(Problem description) The required result is every line of the records that includes "this".

(Dataset records)
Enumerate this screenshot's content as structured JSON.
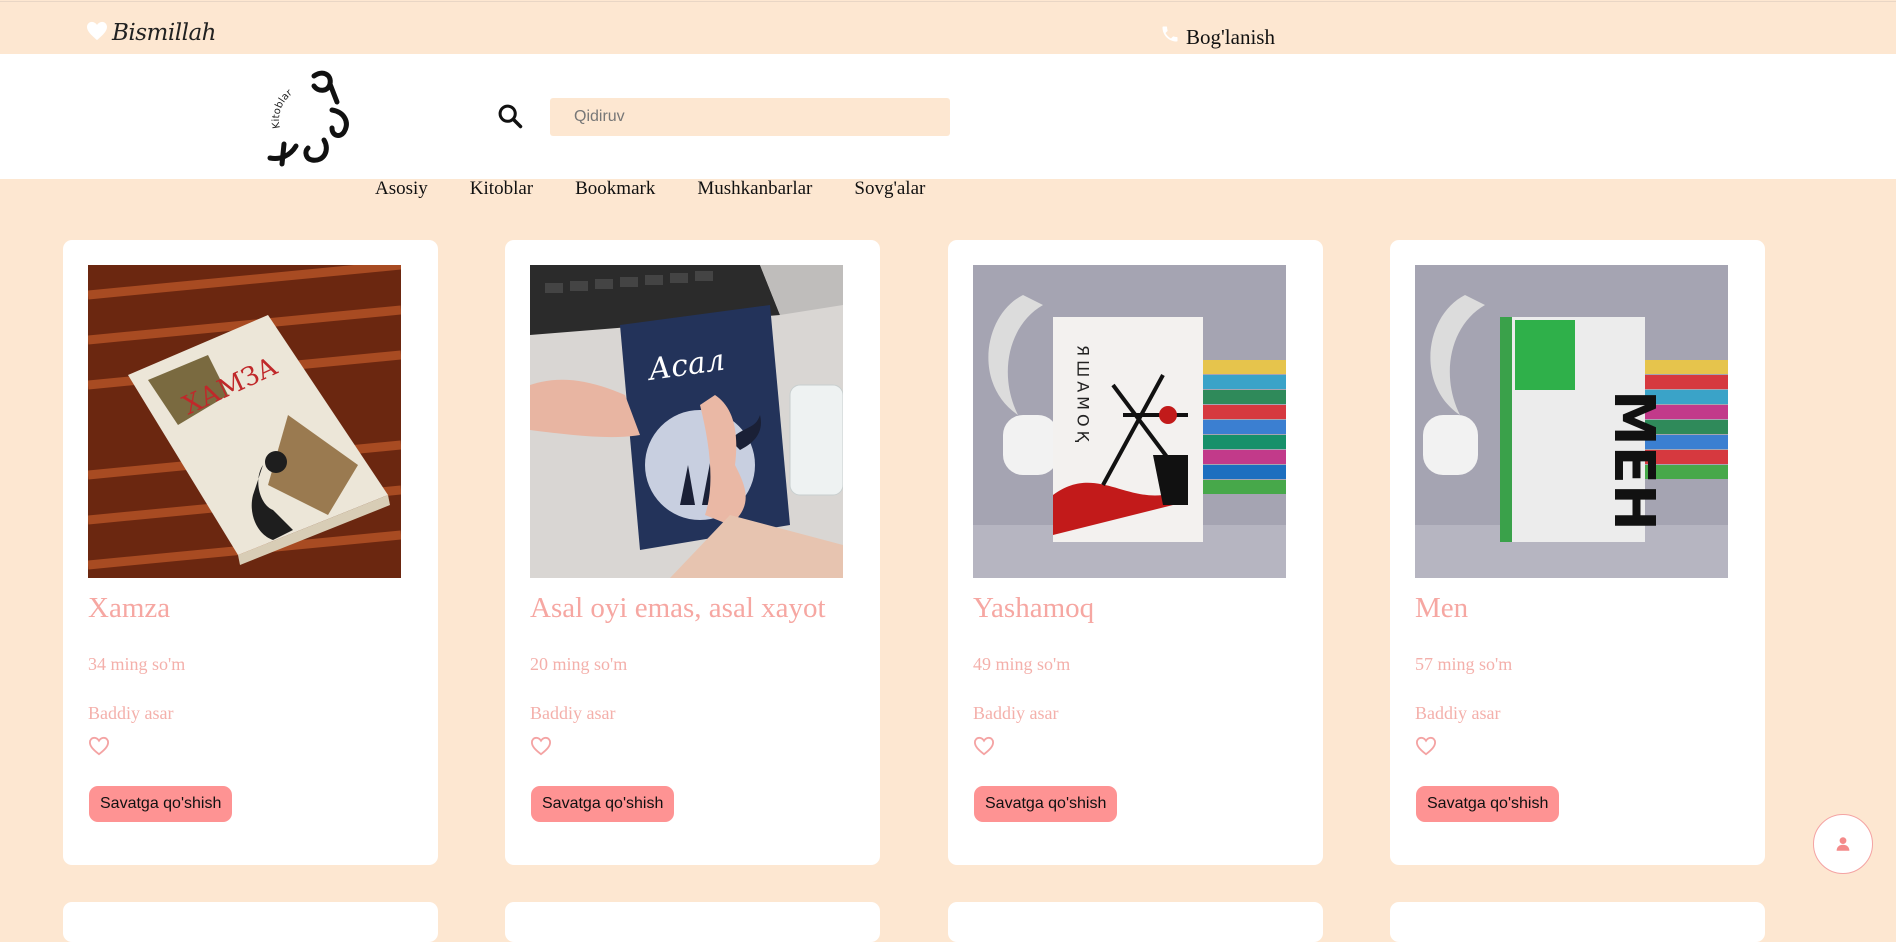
{
  "topbar": {
    "brand_text": "Bismillah",
    "brand_icon": "heart-icon",
    "contact_label": "Bog'lanish",
    "contact_icon": "phone-icon"
  },
  "header": {
    "logo_text": "Kitoblar",
    "search_icon": "search-icon",
    "search_placeholder": "Qidiruv"
  },
  "nav": [
    {
      "label": "Asosiy"
    },
    {
      "label": "Kitoblar"
    },
    {
      "label": "Bookmark"
    },
    {
      "label": "Mushkanbarlar"
    },
    {
      "label": "Sovg'alar"
    }
  ],
  "products": [
    {
      "title": "Xamza",
      "price": "34 ming so'm",
      "genre": "Baddiy asar",
      "cart_label": "Savatga qo'shish",
      "cover_text": "ХАМЗА"
    },
    {
      "title": "Asal oyi emas, asal xayot",
      "price": "20 ming so'm",
      "genre": "Baddiy asar",
      "cart_label": "Savatga qo'shish",
      "cover_text": "Асал"
    },
    {
      "title": "Yashamoq",
      "price": "49 ming so'm",
      "genre": "Baddiy asar",
      "cart_label": "Savatga qo'shish",
      "cover_text": "ЯШАМОҚ"
    },
    {
      "title": "Men",
      "price": "57 ming so'm",
      "genre": "Baddiy asar",
      "cart_label": "Savatga qo'shish",
      "cover_text": "МЕН"
    }
  ],
  "fab_icon": "user-icon",
  "colors": {
    "page_bg": "#fde7d1",
    "accent_text": "#f6a7a2",
    "cart_button": "#fe9393"
  }
}
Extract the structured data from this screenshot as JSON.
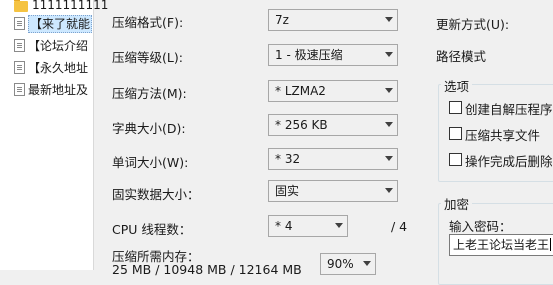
{
  "tree": {
    "root": "1111111111",
    "items": [
      "【来了就能",
      "【论坛介绍",
      "【永久地址",
      "最新地址及"
    ]
  },
  "form": {
    "format_label": "压缩格式(F):",
    "format_value": "7z",
    "level_label": "压缩等级(L):",
    "level_value": "1 - 极速压缩",
    "method_label": "压缩方法(M):",
    "method_value": "* LZMA2",
    "dict_label": "字典大小(D):",
    "dict_value": "* 256 KB",
    "word_label": "单词大小(W):",
    "word_value": "* 32",
    "solid_label": "固实数据大小：",
    "solid_value": "固实",
    "cpu_label": "CPU 线程数：",
    "cpu_value": "* 4",
    "cpu_total": "/ 4",
    "memory_label": "压缩所需内存：",
    "memory_value": "25 MB / 10948 MB / 12164 MB",
    "memory_percent": "90%"
  },
  "right": {
    "update_label": "更新方式(U):",
    "path_label": "路径模式",
    "options_title": "选项",
    "options": [
      "创建自解压程序(X",
      "压缩共享文件",
      "操作完成后删除源"
    ],
    "encrypt_title": "加密",
    "password_label": "输入密码：",
    "password_value": "上老王论坛当老王"
  }
}
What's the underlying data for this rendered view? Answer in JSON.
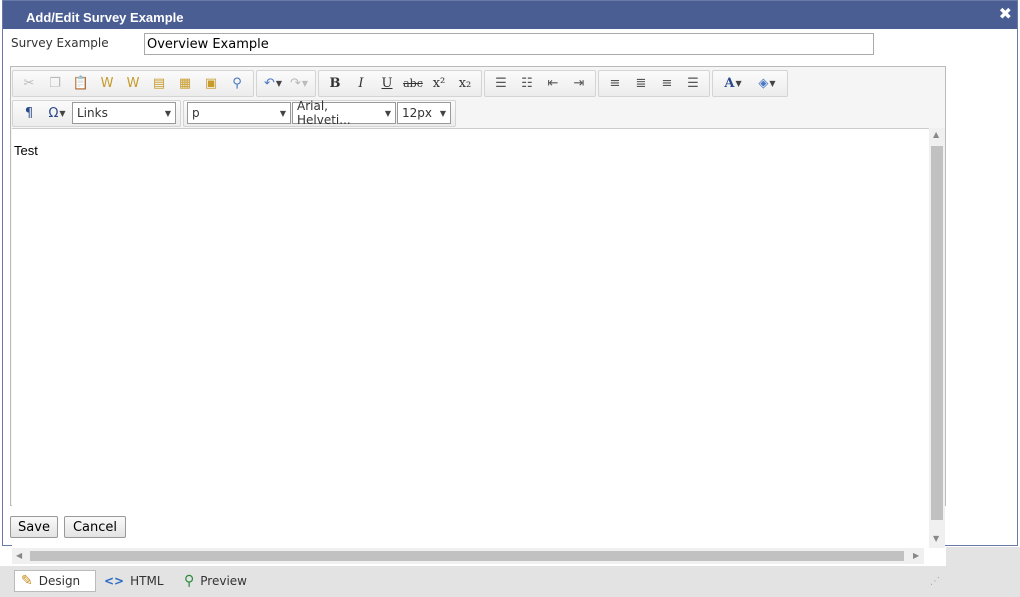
{
  "dialog": {
    "title": "Add/Edit Survey Example",
    "close_glyph": "✖"
  },
  "form": {
    "label": "Survey Example",
    "value": "Overview Example"
  },
  "editor": {
    "toolbar1": {
      "icons": [
        "cut-icon",
        "copy-icon",
        "paste-icon",
        "paste-word-icon",
        "paste-plain-icon",
        "paste-html-icon",
        "paste-special-icon",
        "find-icon",
        "undo-icon",
        "redo-icon",
        "bold-icon",
        "italic-icon",
        "underline-icon",
        "strike-icon",
        "superscript-icon",
        "subscript-icon",
        "ordered-list-icon",
        "unordered-list-icon",
        "outdent-icon",
        "indent-icon",
        "align-left-icon",
        "align-center-icon",
        "align-right-icon",
        "justify-icon",
        "font-color-icon",
        "highlight-color-icon"
      ]
    },
    "toolbar2": {
      "links_value": "Links",
      "format_value": "p",
      "font_value": "Arial, Helveti...",
      "size_value": "12px"
    },
    "content_text": "Test"
  },
  "buttons": {
    "save": "Save",
    "cancel": "Cancel"
  },
  "modes": {
    "design": "Design",
    "html": "HTML",
    "preview": "Preview",
    "active": "design"
  },
  "colors": {
    "titlebar": "#4a5e94",
    "accent_blue": "#4a78c2"
  }
}
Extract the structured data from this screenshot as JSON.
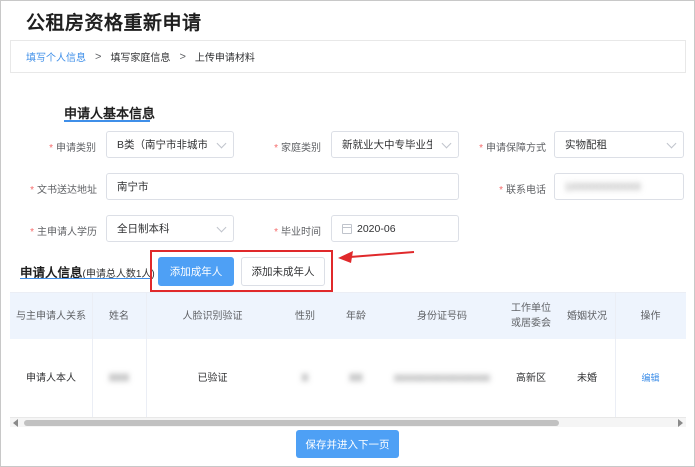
{
  "page_title": "公租房资格重新申请",
  "breadcrumb": {
    "steps": [
      "填写个人信息",
      "填写家庭信息",
      "上传申请材料"
    ],
    "separator": ">"
  },
  "basic_info": {
    "title": "申请人基本信息",
    "fields": {
      "apply_category": {
        "label": "申请类别",
        "value": "B类（南宁市非城市低收"
      },
      "family_category": {
        "label": "家庭类别",
        "value": "新就业大中专毕业生"
      },
      "guarantee_method": {
        "label": "申请保障方式",
        "value": "实物配租"
      },
      "delivery_address": {
        "label": "文书送达地址",
        "value": "南宁市"
      },
      "contact_phone": {
        "label": "联系电话",
        "value": "1XXXXXXXXXX"
      },
      "education": {
        "label": "主申请人学历",
        "value": "全日制本科"
      },
      "graduation_time": {
        "label": "毕业时间",
        "value": "2020-06"
      }
    }
  },
  "applicant_info": {
    "title": "申请人信息",
    "subtitle": "(申请总人数1人)",
    "add_adult_label": "添加成年人",
    "add_minor_label": "添加未成年人"
  },
  "table": {
    "headers": [
      "与主申请人关系",
      "姓名",
      "人脸识别验证",
      "性别",
      "年龄",
      "身份证号码",
      "工作单位或居委会",
      "婚姻状况",
      "操作"
    ],
    "rows": [
      {
        "relation": "申请人本人",
        "name": "XXX",
        "face": "已验证",
        "gender": "X",
        "age": "XX",
        "id_number": "XXXXXXXXXXXXXXXXXX",
        "work_unit": "高新区",
        "marital": "未婚",
        "action": "编辑"
      }
    ]
  },
  "footer": {
    "next_label": "保存并进入下一页"
  },
  "colors": {
    "primary": "#4ea0f5",
    "link": "#3f8fe9",
    "highlight": "#e0292b",
    "required": "#f56c6c"
  }
}
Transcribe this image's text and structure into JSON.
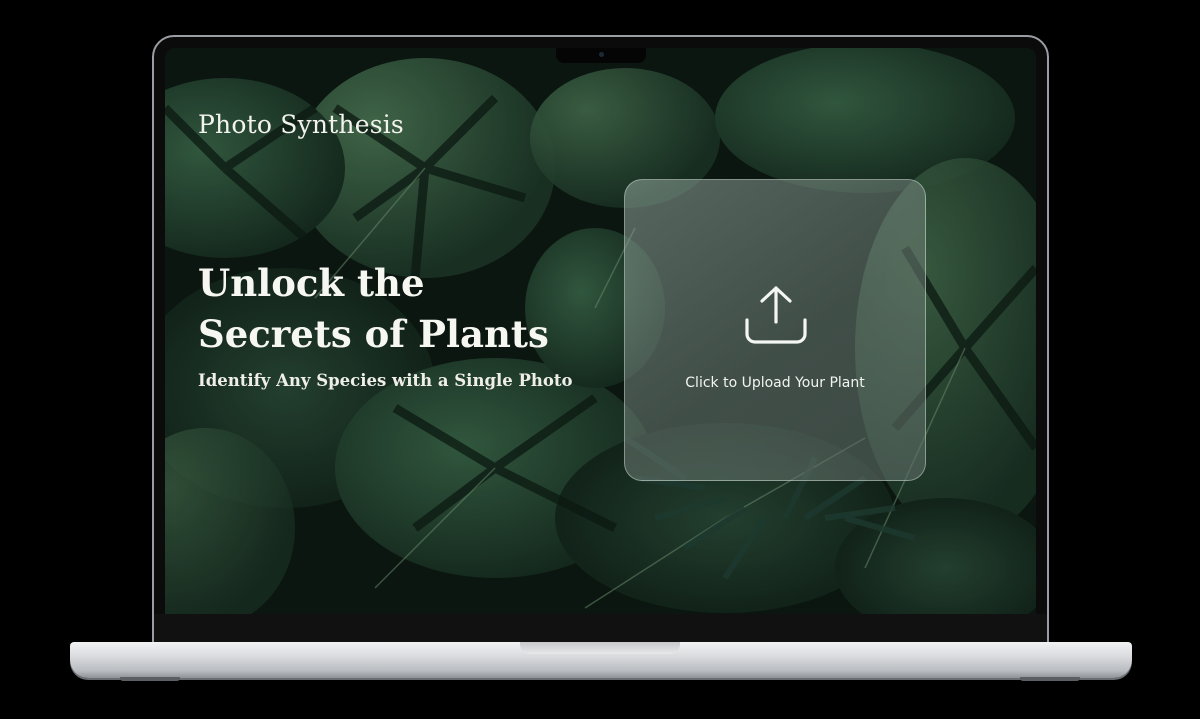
{
  "app": {
    "brand": "Photo Synthesis"
  },
  "hero": {
    "headline_line1": "Unlock the",
    "headline_line2": "Secrets of Plants",
    "subheadline": "Identify Any Species with a Single Photo"
  },
  "upload": {
    "label": "Click to Upload Your Plant",
    "icon": "upload-icon"
  },
  "colors": {
    "background_leaf_dark": "#12261c",
    "background_leaf_mid": "#2f5a3e",
    "text": "#f7f7f2",
    "device_silver": "#d9dbde"
  }
}
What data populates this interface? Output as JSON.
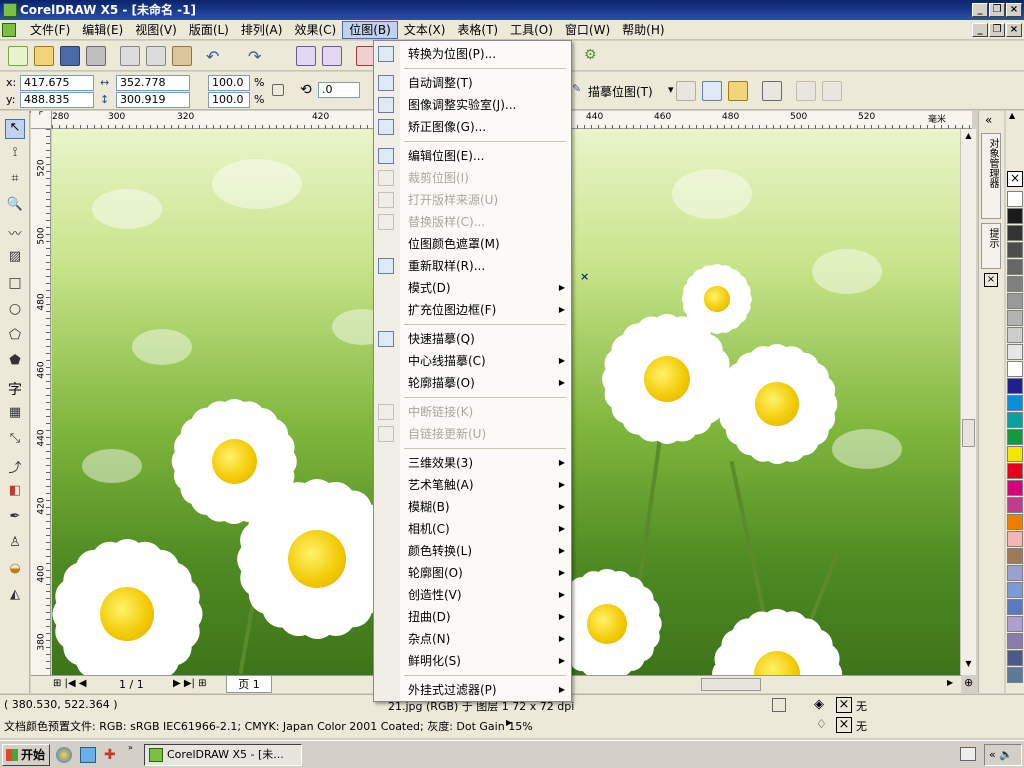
{
  "window": {
    "title": "CorelDRAW X5 - [未命名 -1]"
  },
  "menubar": {
    "items": [
      "文件(F)",
      "编辑(E)",
      "视图(V)",
      "版面(L)",
      "排列(A)",
      "效果(C)",
      "位图(B)",
      "文本(X)",
      "表格(T)",
      "工具(O)",
      "窗口(W)",
      "帮助(H)"
    ],
    "active_index": 6
  },
  "toolbar": {
    "x_label": "x:",
    "x_value": "417.675 mm",
    "y_label": "y:",
    "y_value": "488.835 mm",
    "w_value": "352.778 mm",
    "h_value": "300.919 mm",
    "scale_x": "100.0",
    "scale_y": "100.0",
    "percent": "%",
    "angle": ".0",
    "trace_label": "描摹位图(T)"
  },
  "ruler_top": [
    "280",
    "300",
    "320",
    "420",
    "440",
    "460",
    "480",
    "500",
    "520",
    "毫米"
  ],
  "ruler_left": [
    "520",
    "500",
    "480",
    "460",
    "440",
    "420",
    "400",
    "380"
  ],
  "dropdown": {
    "items": [
      {
        "label": "转换为位图(P)...",
        "disabled": false,
        "submenu": false,
        "icon": "convert-bitmap-icon"
      },
      {
        "label": "自动调整(T)",
        "disabled": false,
        "submenu": false,
        "icon": "auto-adjust-icon",
        "sep_before": true
      },
      {
        "label": "图像调整实验室(J)...",
        "disabled": false,
        "submenu": false,
        "icon": "image-lab-icon"
      },
      {
        "label": "矫正图像(G)...",
        "disabled": false,
        "submenu": false,
        "icon": "straighten-icon"
      },
      {
        "label": "编辑位图(E)...",
        "disabled": false,
        "submenu": false,
        "icon": "edit-bitmap-icon",
        "sep_before": true
      },
      {
        "label": "裁剪位图(I)",
        "disabled": true,
        "submenu": false,
        "icon": "crop-bitmap-icon"
      },
      {
        "label": "打开版样来源(U)",
        "disabled": true,
        "submenu": false,
        "icon": "open-trace-icon"
      },
      {
        "label": "替换版样(C)...",
        "disabled": true,
        "submenu": false,
        "icon": "replace-trace-icon"
      },
      {
        "label": "位图颜色遮罩(M)",
        "disabled": false,
        "submenu": false,
        "icon": ""
      },
      {
        "label": "重新取样(R)...",
        "disabled": false,
        "submenu": false,
        "icon": "resample-icon"
      },
      {
        "label": "模式(D)",
        "disabled": false,
        "submenu": true,
        "icon": ""
      },
      {
        "label": "扩充位图边框(F)",
        "disabled": false,
        "submenu": true,
        "icon": ""
      },
      {
        "label": "快速描摹(Q)",
        "disabled": false,
        "submenu": false,
        "icon": "quick-trace-icon",
        "sep_before": true
      },
      {
        "label": "中心线描摹(C)",
        "disabled": false,
        "submenu": true,
        "icon": ""
      },
      {
        "label": "轮廓描摹(O)",
        "disabled": false,
        "submenu": true,
        "icon": ""
      },
      {
        "label": "中断链接(K)",
        "disabled": true,
        "submenu": false,
        "icon": "break-link-icon",
        "sep_before": true
      },
      {
        "label": "自链接更新(U)",
        "disabled": true,
        "submenu": false,
        "icon": "update-link-icon"
      },
      {
        "label": "三维效果(3)",
        "disabled": false,
        "submenu": true,
        "icon": "",
        "sep_before": true
      },
      {
        "label": "艺术笔触(A)",
        "disabled": false,
        "submenu": true,
        "icon": ""
      },
      {
        "label": "模糊(B)",
        "disabled": false,
        "submenu": true,
        "icon": ""
      },
      {
        "label": "相机(C)",
        "disabled": false,
        "submenu": true,
        "icon": ""
      },
      {
        "label": "颜色转换(L)",
        "disabled": false,
        "submenu": true,
        "icon": ""
      },
      {
        "label": "轮廓图(O)",
        "disabled": false,
        "submenu": true,
        "icon": ""
      },
      {
        "label": "创造性(V)",
        "disabled": false,
        "submenu": true,
        "icon": ""
      },
      {
        "label": "扭曲(D)",
        "disabled": false,
        "submenu": true,
        "icon": ""
      },
      {
        "label": "杂点(N)",
        "disabled": false,
        "submenu": true,
        "icon": ""
      },
      {
        "label": "鲜明化(S)",
        "disabled": false,
        "submenu": true,
        "icon": ""
      },
      {
        "label": "外挂式过滤器(P)",
        "disabled": false,
        "submenu": true,
        "icon": "",
        "sep_before": true
      }
    ]
  },
  "pagebar": {
    "counter": "1 / 1",
    "page_tab": "页 1"
  },
  "status": {
    "coords": "( 380.530, 522.364 )",
    "object_info": "21.jpg (RGB) 于 图层 1 72 x 72 dpi",
    "color_profile": "文档颜色预置文件: RGB: sRGB IEC61966-2.1; CMYK: Japan Color 2001 Coated; 灰度: Dot Gain 15%",
    "fill_label": "无",
    "outline_label": "无"
  },
  "docker": {
    "tab1": "对象管理器",
    "tab2": "提示"
  },
  "palette": {
    "colors": [
      "#ffffff",
      "#1a1a1a",
      "#333333",
      "#4d4d4d",
      "#666666",
      "#808080",
      "#999999",
      "#b3b3b3",
      "#cccccc",
      "#e6e6e6",
      "#ffffff",
      "#1f1f8f",
      "#0a8fd6",
      "#0aa0a0",
      "#139a3c",
      "#f5e600",
      "#e6001a",
      "#d6007a",
      "#c43a8f",
      "#ef7d00",
      "#f5b5b5",
      "#9c7a5a",
      "#9aa0d0",
      "#7a9ad8",
      "#5a7ac0",
      "#b0a0d0",
      "#8a7ab0",
      "#4a5a8a",
      "#5a7a9a"
    ]
  },
  "taskbar": {
    "start": "开始",
    "task": "CorelDRAW X5 - [未..."
  }
}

(Answer)
Enumerate this screenshot's content as structured JSON.
Extract the structured data from this screenshot as JSON.
What's the underlying data for this rendered view? Answer in JSON.
Extract the structured data from this screenshot as JSON.
Transcribe this image's text and structure into JSON.
What data populates this interface? Output as JSON.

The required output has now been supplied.